DATA LISTING
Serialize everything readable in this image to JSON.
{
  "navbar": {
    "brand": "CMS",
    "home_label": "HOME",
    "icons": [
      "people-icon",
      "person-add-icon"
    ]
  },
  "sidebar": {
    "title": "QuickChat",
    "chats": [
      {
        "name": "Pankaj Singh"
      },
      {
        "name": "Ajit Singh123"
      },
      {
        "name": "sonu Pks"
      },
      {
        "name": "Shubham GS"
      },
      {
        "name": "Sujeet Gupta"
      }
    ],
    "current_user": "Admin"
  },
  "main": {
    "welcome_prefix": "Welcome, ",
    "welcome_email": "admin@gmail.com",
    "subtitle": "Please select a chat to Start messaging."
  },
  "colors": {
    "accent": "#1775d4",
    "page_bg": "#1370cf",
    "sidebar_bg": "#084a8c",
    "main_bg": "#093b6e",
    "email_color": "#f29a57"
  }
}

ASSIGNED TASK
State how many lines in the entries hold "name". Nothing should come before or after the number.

TASK ANSWER
5